Skip to content

Enjoy all the Halloween fun without ruining your sleep 

You don’t have to be a kid to love Halloween. Costumes, decorations, and candy, what’s not to love? By now, you’ve probably set the spooky stage with creepy decorations, picked out costumes for you and your kids, and bought enough candy to satisfy trick-or-treaters for several Halloweens. We have some suggestions to help you lose as little sleep as possible without ruining the fun.

1. Eat high-fiber foods and drink water throughout the day.

Everyone has their favorite Halloween treat. Candy surveys have concluded the nationwide favorite is Reese’s Cups—with M&M’s, Hot Tamales, Skittles, and Sour Patch Kids not far behind. The common factor seems to be that they are all rich in high-glycemic-index carbohydrates, which can raise blood sugar levels.[1] At least one study has “concluded that poor sleep quality was significantly related to higher added sugar intake.” [2]  

Meanwhile, dehydration can make you feel tired, fatigued, and lethargic and lead to symptoms such as muscle cramps, headaches, and dryness in the mouth and nasal passages, which affect sleep. Drinking water at regular intervals keeps you hydrated, leading to good sleep. Keep drinking the next day to flush the toxins from your body.

One way to reduce your sweet cravings and to prevent dehydration is to eat foods rich in fiber and water. High-fiber foods are high in bulk, which gives you a sense of satiation and reduces your craving for unhealthy snacks. However, it’s asking a lot to suggest you choose a crudité platter over all the candy at hand on Halloween night. Simply, recognize the negative effect the sugar might have on your sleep and get back to your regular routine the next day.

2. Squeeze in a nap.

If the celebration will go until late at night, try to squeeze in a nap before the festivities. Remember to take your nap in the early afternoon and to keep it short—under 30 minutes—so as not to negatively affect your sleep that night.

3. Watch out for scary Halloween movies that might keep you up.

Watching horror movies is a long-time Halloween tradition. Contrary to what you may think, watching horror movies might be beneficial in exposing us to dangerous situations we would not otherwise encounter without the accompanying jeopardy. A 2021 study “found that horror-movie fans have been more resilient during the pandemic, as opposed to fans of other genres.”  The authors of the study found the results “consistent with the hypothesis that exposure to frightening fictions allow audiences to practice effective coping strategies that can be beneficial in real-world situations.”[3]

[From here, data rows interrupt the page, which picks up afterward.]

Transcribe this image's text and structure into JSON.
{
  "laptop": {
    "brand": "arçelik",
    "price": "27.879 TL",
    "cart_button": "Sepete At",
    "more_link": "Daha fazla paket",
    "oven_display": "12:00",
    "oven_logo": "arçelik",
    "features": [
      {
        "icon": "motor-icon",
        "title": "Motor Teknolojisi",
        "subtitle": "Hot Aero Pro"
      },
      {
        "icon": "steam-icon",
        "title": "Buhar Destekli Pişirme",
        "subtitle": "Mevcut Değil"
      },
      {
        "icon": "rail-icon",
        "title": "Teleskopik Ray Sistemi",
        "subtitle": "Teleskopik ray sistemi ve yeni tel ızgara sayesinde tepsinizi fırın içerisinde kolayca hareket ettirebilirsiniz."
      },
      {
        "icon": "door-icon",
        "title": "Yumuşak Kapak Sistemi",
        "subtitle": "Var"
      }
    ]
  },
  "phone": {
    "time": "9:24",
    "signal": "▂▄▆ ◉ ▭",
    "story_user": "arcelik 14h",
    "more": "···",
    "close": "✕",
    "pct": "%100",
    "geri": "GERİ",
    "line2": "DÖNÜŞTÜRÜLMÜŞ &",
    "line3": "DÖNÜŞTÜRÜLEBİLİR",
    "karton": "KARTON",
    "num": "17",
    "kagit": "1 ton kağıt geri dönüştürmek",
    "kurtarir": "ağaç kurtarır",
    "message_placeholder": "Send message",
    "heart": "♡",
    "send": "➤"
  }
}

Another benefit is the fact that super-scary movies distract us from our everyday worries. They also create a bond among those watching. There is nothing like being scared to draw us closer.

However, unless you’re accustomed to horror movies, they may leave you disturbed for some time. Horror movies can inhibit deep relaxation because your brain is too busy processing what happened in the movie to prepare itself for rest. So, if you’re planning on watching a horror movie, make sure you do it well before you plan to go to sleep.

4. Avoid caffeine-containing foods (too much chocolate) before bedtime.

It’s Halloween, so you might not be able to avoid chocolate candy, particularly if you’re one of the many who favors Reese’s Cups. Remember, cocoa solids, the main ingredient of many chocolates[4], contain caffeine, a known stimulant. Caffeine affects natural sleep cycle patterns so limit your intake of chocolate candy close to bedtime.

5. Stick to your bedtime routine, as much as possible.

We highly recommend creating a bedtime routine to help you fall and stay asleep. Keep to that routine as much as possible. Whether that’s taking a bath, playing soothing music, or donning an eye mask, take care of yourself.

Have a spooky and safe Halloween.

-The Team at Down Etc

Read more:

Is Napping Good for You?

10 Tips for a Healthy Night’s Sleep

Incorporating Tea into Your Bedtime Routine

5 Reasons to Make Eye Masks a Part of Your Bedtime Routine



[1] https://www.medicalnewstoday.com/articles/high-glycemic-index-foods#factors-affecting-gi

[2] https://www.ncbi.nlm.nih.gov/pmc/articles/PMC8848117/

[3] https://www.sciencedirect.com/science/article/pii/S0191886920305882

[4] https://www.sleepfoundation.org/nutrition/caffeine-and-sleep

Photo: Ryan Miguel Capili


DISCLAIMER: You should not rely on any of the foregoing as a substitute for, nor does it replace, professional medical or health and wellness advice, diagnosis, or treatment by a healthcare professional. If you have specific concerns or a situation in which you require professional or medical advice, you should consult with an appropriately trained and qualified specialist, such as a licensed physician, psychologist, or other health professional. Never disregard the medical advice of a physician, psychologist, or other health professional, or delay in seeking such advice, because of the information or content offered or provided on the Site. The use of the Site and all information and content contained thereon is solely at your own risk.

Previous Article Next Article